3000: 10 times as gay.

I am Shortstopicus!
You are Gordon Beckham. Grow the hell up.
You forgot to mention Jeter gazing at the ball like a baloon.
Phenomenal article. My only issue is that there were no mentions of Faustian Bargains or soul selling.
Didn't notice Jeter did something. We're on the West coast and the game was played while I was still sleeping.

3,000 hits?? Pretty impressive, he must have a lot of at-bats.
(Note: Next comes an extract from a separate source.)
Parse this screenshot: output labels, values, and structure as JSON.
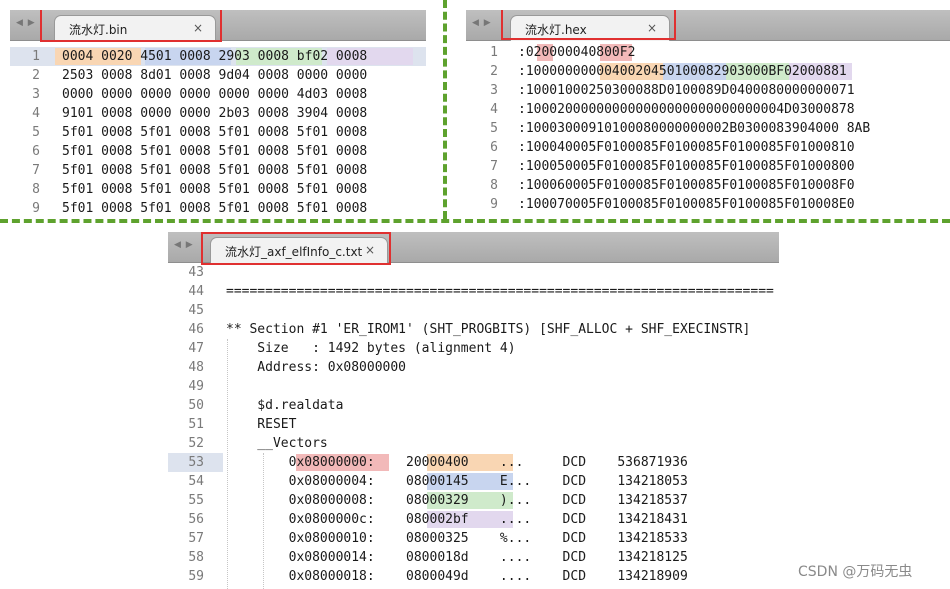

Enjoyed this article a lot, it's difficult to keep Jeter in perspective, he's a great player with flaws, but his approach to the game is so stellar it's easy to sugarcoat the flaws or, to swing the pendulum the other way, and see only the flaws to kind of compensate for the simplistic hero worship. So it's nice to have a moment where all that can be thrown out the window and we can just say, that's a hell of a player and he's played this game the right way for a long time now.
I was thinking along those same lines when I wrote in the Pinstriped Bible:

In the time that I’ve been writing the Pinstriped Bible, the Cult of Jeter has been so prevalent, greater than any kind of approbation that met Don Mattingly, the Yankees hero of my youth, that the obligation was to push back against a fanaticism that seemed to claim that the man had no flaws. Those zombies did far more damage to their hero over the years than any critic. A more measured and realistic appreciation would have provoked less of a backlash. Instead of hearing about the wonderful things that Jeter did on the field, we heard as much about his frequently stiff defense. I have sometimes leaned too far in that direction, but then, Jeter-worship is a test for any iconoclast, or even just a writer and baseball fan who recognizes that fallible humans are more appropriately rooted for than gods–a human being proves something every time he steps on the field of competition and succeeds. A god is perfection personified and by definition cannot surprise us or be applauded for succeeding in accordance with his gifts. If any player can do no wrong, then you can’t properly appreciate what he does right.